Assignment> Determine how many lines in the listing contain the string "into". Only that number goes in the answer.

Data provided>
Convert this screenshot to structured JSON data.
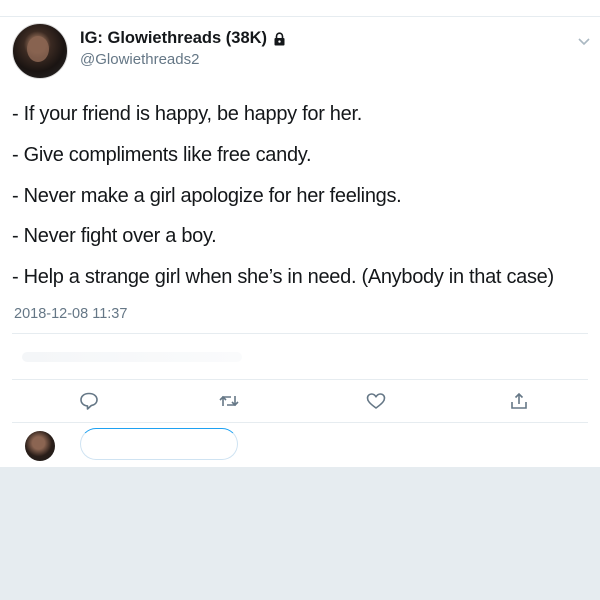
{
  "author": {
    "display_name": "IG: Glowiethreads (38K)",
    "handle": "@Glowiethreads2",
    "protected": true
  },
  "tweet": {
    "lines": [
      "- If your friend is happy, be happy for her.",
      "- Give compliments like free candy.",
      "- Never make a girl apologize for her feelings.",
      "- Never fight over a boy.",
      "- Help a strange girl when she’s in need. (Anybody in that case)"
    ],
    "timestamp": "2018-12-08 11:37"
  },
  "actions": {
    "icons": [
      "reply-icon",
      "retweet-icon",
      "like-icon",
      "share-icon"
    ],
    "icon_color": "#657786"
  },
  "reply": {
    "input_placeholder": ""
  },
  "colors": {
    "text": "#14171a",
    "secondary": "#657786",
    "divider": "#e6ecf0",
    "accent": "#1da1f2"
  }
}
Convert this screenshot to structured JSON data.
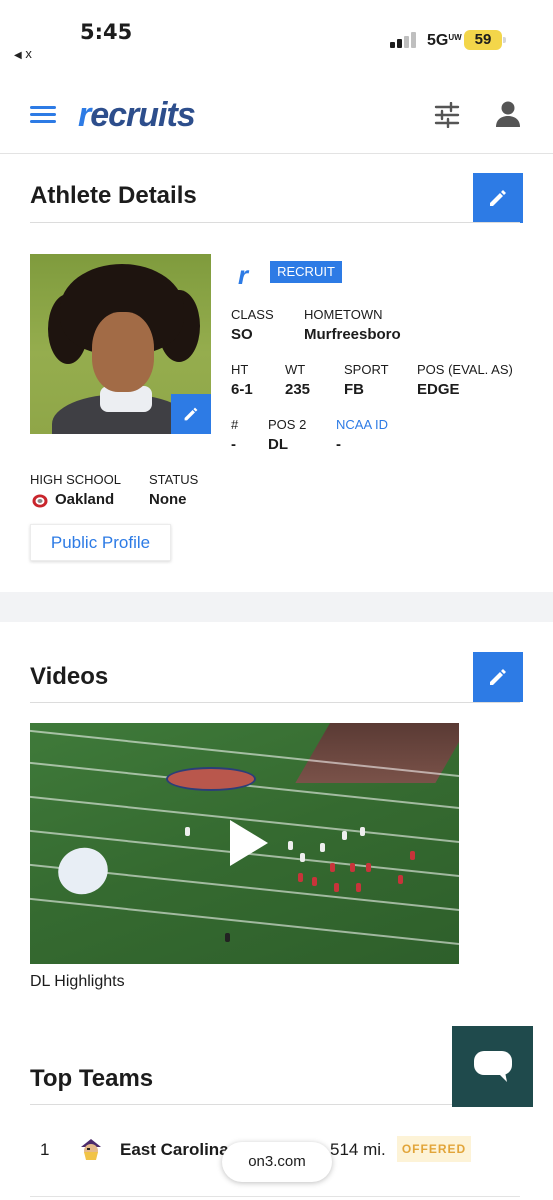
{
  "status_bar": {
    "time": "5:45",
    "back_label": "x",
    "network": "5G",
    "network_sub": "UW",
    "battery": "59"
  },
  "header": {
    "logo_text_first": "r",
    "logo_text_rest": "ecruits",
    "icons": [
      "menu-icon",
      "filter-icon",
      "user-icon"
    ],
    "accent_color": "#2d7be5"
  },
  "athlete": {
    "section_title": "Athlete Details",
    "badge": "RECRUIT",
    "badge_logo": "r",
    "fields": {
      "class": {
        "label": "CLASS",
        "value": "SO"
      },
      "hometown": {
        "label": "HOMETOWN",
        "value": "Murfreesboro"
      },
      "ht": {
        "label": "HT",
        "value": "6-1"
      },
      "wt": {
        "label": "WT",
        "value": "235"
      },
      "sport": {
        "label": "SPORT",
        "value": "FB"
      },
      "pos": {
        "label": "POS (EVAL. AS)",
        "value": "EDGE"
      },
      "number": {
        "label": "#",
        "value": "-"
      },
      "pos2": {
        "label": "POS 2",
        "value": "DL"
      },
      "ncaa": {
        "label": "NCAA ID",
        "value": "-"
      },
      "high_school": {
        "label": "HIGH SCHOOL",
        "value": "Oakland"
      },
      "status": {
        "label": "STATUS",
        "value": "None"
      }
    },
    "public_profile_label": "Public Profile"
  },
  "videos": {
    "section_title": "Videos",
    "items": [
      {
        "caption": "DL Highlights"
      }
    ]
  },
  "top_teams": {
    "section_title": "Top Teams",
    "rows": [
      {
        "rank": "1",
        "name": "East Carolina",
        "distance": "514 mi.",
        "status": "OFFERED"
      }
    ]
  },
  "browser": {
    "url": "on3.com"
  }
}
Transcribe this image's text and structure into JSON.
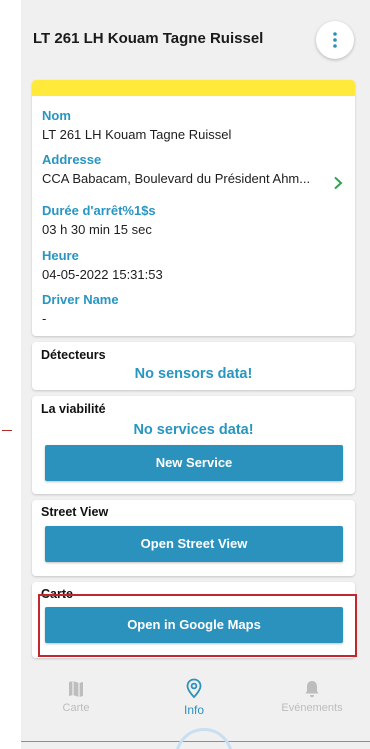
{
  "header": {
    "title": "LT 261 LH Kouam Tagne Ruissel"
  },
  "info": {
    "fields": [
      {
        "label": "Nom",
        "value": "LT 261 LH Kouam Tagne Ruissel"
      },
      {
        "label": "Addresse",
        "value": "CCA Babacam, Boulevard du Président Ahm..."
      },
      {
        "label": "Durée d'arrêt%1$s",
        "value": "03 h 30 min 15 sec"
      },
      {
        "label": "Heure",
        "value": "04-05-2022 15:31:53"
      },
      {
        "label": "Driver Name",
        "value": "-"
      }
    ]
  },
  "sensors": {
    "title": "Détecteurs",
    "message": "No sensors data!"
  },
  "services": {
    "title": "La viabilité",
    "message": "No services data!",
    "button": "New Service"
  },
  "street_view": {
    "title": "Street View",
    "button": "Open Street View"
  },
  "map": {
    "title": "Carte",
    "button": "Open in Google Maps"
  },
  "nav": {
    "items": [
      {
        "label": "Carte",
        "icon": "map-icon"
      },
      {
        "label": "Info",
        "icon": "location-pin-icon",
        "active": true
      },
      {
        "label": "Evénements",
        "icon": "bell-icon"
      }
    ]
  },
  "colors": {
    "accent": "#2b92bd",
    "label": "#2896c0",
    "banner": "#ffe93b",
    "highlight": "#c1272d"
  }
}
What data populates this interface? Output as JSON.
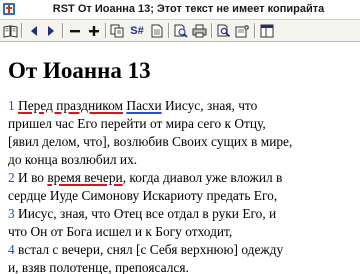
{
  "window": {
    "title": "RST От Иоанна 13; Этот текст не имеет копирайта"
  },
  "toolbar": {
    "buttons": [
      {
        "name": "open-book-icon"
      },
      {
        "name": "back-icon"
      },
      {
        "name": "forward-icon"
      },
      {
        "name": "zoom-out-icon"
      },
      {
        "name": "zoom-in-icon"
      },
      {
        "name": "copy-icon"
      },
      {
        "name": "strongs-icon",
        "label": "S#"
      },
      {
        "name": "document-icon"
      },
      {
        "name": "print-preview-icon"
      },
      {
        "name": "print-icon"
      },
      {
        "name": "search-page-icon"
      },
      {
        "name": "options-icon"
      },
      {
        "name": "panel-icon"
      }
    ],
    "strongs_label": "S#"
  },
  "content": {
    "heading": "От Иоанна 13",
    "lines": [
      [
        {
          "t": "1",
          "c": "vnum"
        },
        {
          "t": " "
        },
        {
          "t": "Перед праздником",
          "c": "u-red"
        },
        {
          "t": " "
        },
        {
          "t": "Пасхи",
          "c": "u-blue"
        },
        {
          "t": " Иисус, зная, что"
        }
      ],
      [
        {
          "t": "пришел час Его перейти от мира сего к Отцу,"
        }
      ],
      [
        {
          "t": "[явил делом, что], возлюбив Своих сущих в мире,"
        }
      ],
      [
        {
          "t": "до конца возлюбил их."
        }
      ],
      [
        {
          "t": "2",
          "c": "vnum"
        },
        {
          "t": " И во "
        },
        {
          "t": "время вечери",
          "c": "u-red"
        },
        {
          "t": ", когда диавол уже вложил в"
        }
      ],
      [
        {
          "t": "сердце Иуде Симонову Искариоту предать Его,"
        }
      ],
      [
        {
          "t": "3",
          "c": "vnum"
        },
        {
          "t": " Иисус, зная, что Отец все отдал в руки Его, и"
        }
      ],
      [
        {
          "t": "что Он от Бога исшел и к Богу отходит,"
        }
      ],
      [
        {
          "t": "4",
          "c": "vnum"
        },
        {
          "t": " встал с вечери, снял [с Себя верхнюю] одежду"
        }
      ],
      [
        {
          "t": "и, взяв полотенце, препоясался."
        }
      ]
    ]
  },
  "colors": {
    "verse_number": "#1f4fbf",
    "underline_red": "#d8141b",
    "underline_blue": "#2050d8",
    "toolbar_bg": "#f4f3ee"
  }
}
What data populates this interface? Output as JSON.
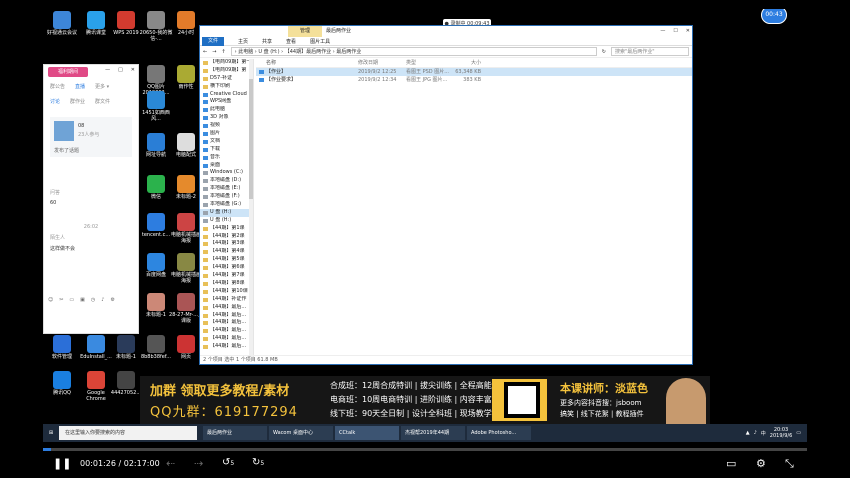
{
  "recording_badge": "● 录制中 00:09:43",
  "timer_badge": "00:43",
  "desktop_icons": [
    {
      "label": "好视通云会议",
      "color": "#3d86d8"
    },
    {
      "label": "腾讯课堂",
      "color": "#2aa1ea"
    },
    {
      "label": "WPS 2019",
      "color": "#d23b2f"
    },
    {
      "label": "20650-我的微信-...",
      "color": "#888"
    },
    {
      "label": "24小时",
      "color": "#e27b2a"
    },
    {
      "label": "QQ图片2019062...",
      "color": "#777"
    },
    {
      "label": "雨作性",
      "color": "#aa3"
    },
    {
      "label": "1451如西西风...",
      "color": "#2a88d6"
    },
    {
      "label": "网址导航",
      "color": "#2a7ed6"
    },
    {
      "label": "电脑配式",
      "color": "#ddd"
    },
    {
      "label": "微信",
      "color": "#2bb24c"
    },
    {
      "label": "未标题-2",
      "color": "#e58a2c"
    },
    {
      "label": "tencent.c...",
      "color": "#2d7de0"
    },
    {
      "label": "电脑机械插画海报",
      "color": "#c44"
    },
    {
      "label": "百度网盘",
      "color": "#2d86e0"
    },
    {
      "label": "电脑机械插画海报",
      "color": "#884"
    },
    {
      "label": "未标题-1",
      "color": "#c87"
    },
    {
      "label": "28-27-Mr-...上课版",
      "color": "#a55"
    },
    {
      "label": "软件管理",
      "color": "#2b6fd8"
    },
    {
      "label": "EduInstall_...",
      "color": "#3a8ae0"
    },
    {
      "label": "未标题-1",
      "color": "#2a3b5a"
    },
    {
      "label": "8b8b38fef...",
      "color": "#555"
    },
    {
      "label": "网页",
      "color": "#c33"
    },
    {
      "label": "腾讯QQ",
      "color": "#1a7fe0"
    },
    {
      "label": "Google Chrome",
      "color": "#db4437"
    },
    {
      "label": "44427052...",
      "color": "#444"
    }
  ],
  "explorer": {
    "context_tab": "管理",
    "title": "最后两作业",
    "window_controls": [
      "—",
      "☐",
      "✕"
    ],
    "ribbon_tabs": [
      "文件",
      "主页",
      "共享",
      "查看",
      "图片工具"
    ],
    "address": "› 此电脑 › U 盘 (H:) › 【44期】最后两作业 › 最后两作业",
    "search_placeholder": "搜索\"最后两作业\"",
    "nav_items": [
      {
        "label": "【电商09期】第一",
        "kind": "folder"
      },
      {
        "label": "【电商09期】第",
        "kind": "folder"
      },
      {
        "label": "D57-补证",
        "kind": "folder"
      },
      {
        "label": "横下印刷",
        "kind": "folder"
      },
      {
        "label": "Creative Cloud",
        "kind": "blue"
      },
      {
        "label": "WPS网盘",
        "kind": "blue"
      },
      {
        "label": "此电脑",
        "kind": "blue"
      },
      {
        "label": "3D 对象",
        "kind": "blue"
      },
      {
        "label": "视频",
        "kind": "blue"
      },
      {
        "label": "图片",
        "kind": "blue"
      },
      {
        "label": "文档",
        "kind": "blue"
      },
      {
        "label": "下载",
        "kind": "blue"
      },
      {
        "label": "音乐",
        "kind": "blue"
      },
      {
        "label": "桌面",
        "kind": "blue"
      },
      {
        "label": "Windows (C:)",
        "kind": "grey"
      },
      {
        "label": "本地磁盘 (D:)",
        "kind": "grey"
      },
      {
        "label": "本地磁盘 (E:)",
        "kind": "grey"
      },
      {
        "label": "本地磁盘 (F:)",
        "kind": "grey"
      },
      {
        "label": "本地磁盘 (G:)",
        "kind": "grey"
      },
      {
        "label": "U 盘 (H:)",
        "kind": "grey",
        "selected": true
      },
      {
        "label": "U 盘 (H:)",
        "kind": "grey"
      },
      {
        "label": "【44期】第1课",
        "kind": "folder"
      },
      {
        "label": "【44期】第2课",
        "kind": "folder"
      },
      {
        "label": "【44期】第3课",
        "kind": "folder"
      },
      {
        "label": "【44期】第4课",
        "kind": "folder"
      },
      {
        "label": "【44期】第5课",
        "kind": "folder"
      },
      {
        "label": "【44期】第6课",
        "kind": "folder"
      },
      {
        "label": "【44期】第7课",
        "kind": "folder"
      },
      {
        "label": "【44期】第8课",
        "kind": "folder"
      },
      {
        "label": "【44期】第10课",
        "kind": "folder"
      },
      {
        "label": "【44期】补证作",
        "kind": "folder"
      },
      {
        "label": "【44期】最后...",
        "kind": "folder"
      },
      {
        "label": "【44期】最后...",
        "kind": "folder"
      },
      {
        "label": "【44期】最后...",
        "kind": "folder"
      },
      {
        "label": "【44期】最后...",
        "kind": "folder"
      },
      {
        "label": "【44期】最后...",
        "kind": "folder"
      },
      {
        "label": "【44期】最后...",
        "kind": "folder"
      }
    ],
    "columns": [
      "名称",
      "修改日期",
      "类型",
      "大小"
    ],
    "files": [
      {
        "name": "【作业】",
        "date": "2019/9/2 12:25",
        "type": "看图王 PSD 图片...",
        "size": "63,348 KB",
        "selected": true
      },
      {
        "name": "【作业要求】",
        "date": "2019/9/2 12:34",
        "type": "看图王 JPG 图片...",
        "size": "383 KB",
        "selected": false
      }
    ],
    "status": "2 个项目  选中 1 个项目  61.8 MB"
  },
  "chat": {
    "avatar_label": "福利期间",
    "controls": [
      "—",
      "□",
      "✕"
    ],
    "top_tabs": [
      "群公告",
      "直播",
      "更多 ▾"
    ],
    "sub_tabs": [
      "讨论",
      "群作业",
      "群文件"
    ],
    "group_name": "08",
    "group_sub": "23人参与",
    "group_tag": "发布了话题",
    "msg1_label": "问答",
    "msg1": "60",
    "date_divider": "26:02",
    "msg2_label": "陌生人",
    "msg2": "这样做不会"
  },
  "banner": {
    "ad_line1": "加群 领取更多教程/素材",
    "ad_line2": "QQ九群：619177294",
    "course1": "合成班：12周合成特训 | 拔尖训练 | 全程高能",
    "course2": "电商班：10周电商特训 | 进阶训练 | 内容丰富",
    "course3": "线下班：90天全日制 | 设计全科班 | 现场教学",
    "teacher": "本课讲师：淡蓝色",
    "douyin": "更多内容抖音搜：jsboom",
    "slogan": "搞笑 | 线下花絮 | 教程插件"
  },
  "taskbar": {
    "search_placeholder": "在这里输入你要搜索的内容",
    "tasks": [
      {
        "label": "最后两作业",
        "active": false
      },
      {
        "label": "Wacom 桌面中心",
        "active": false
      },
      {
        "label": "CCtalk",
        "active": true
      },
      {
        "label": "杰视帮2019年44期",
        "active": false
      },
      {
        "label": "Adobe Photosho...",
        "active": false
      }
    ],
    "time": "20:03",
    "date": "2019/9/6"
  },
  "player": {
    "current_time": "00:01:26",
    "separator": "/",
    "total_time": "02:17:00",
    "progress_fraction": 0.0104,
    "rewind_label": "5",
    "forward_label": "5"
  }
}
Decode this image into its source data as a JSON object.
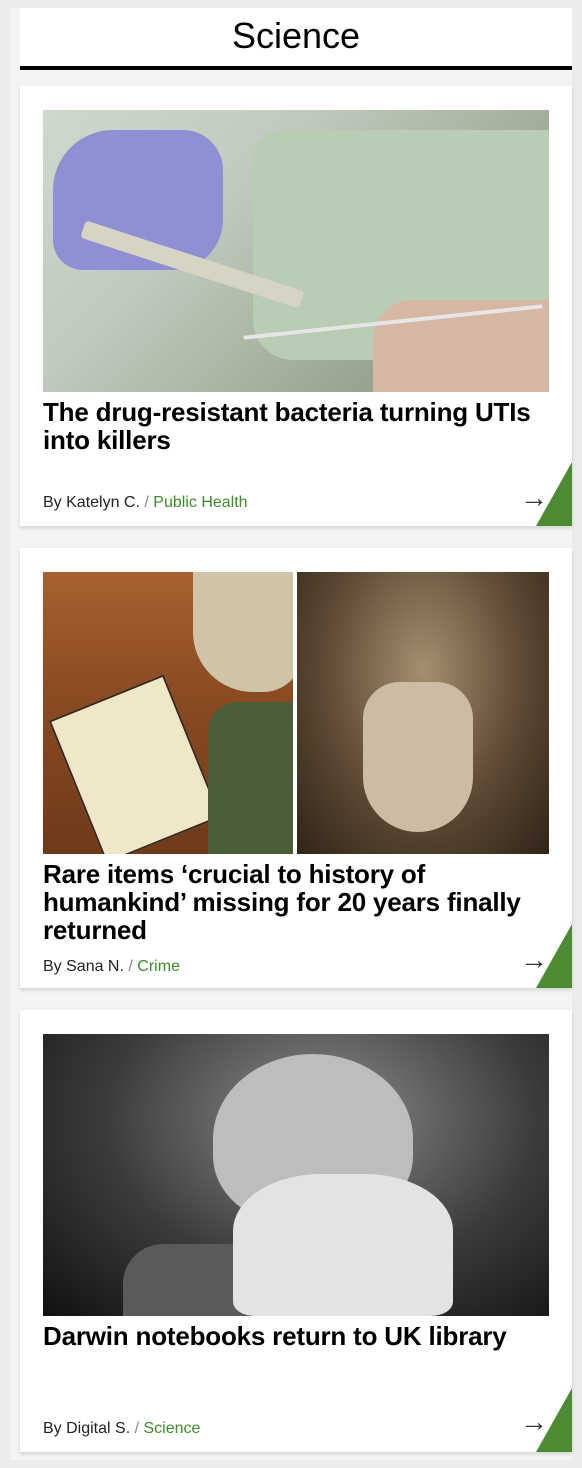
{
  "section": {
    "title": "Science"
  },
  "articles": [
    {
      "title": "The drug-resistant bacteria turning UTIs into killers",
      "author": "By Katelyn C.",
      "separator": "/",
      "category": "Public Health",
      "arrow": "→"
    },
    {
      "title": "Rare items ‘crucial to history of humankind’ missing for 20 years finally returned",
      "author": "By Sana N.",
      "separator": "/",
      "category": "Crime",
      "arrow": "→"
    },
    {
      "title": "Darwin notebooks return to UK library",
      "author": "By Digital S.",
      "separator": "/",
      "category": "Science",
      "arrow": "→"
    }
  ],
  "colors": {
    "accent": "#4c8a33",
    "category_text": "#3f8a2b"
  }
}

Completed exercise> 3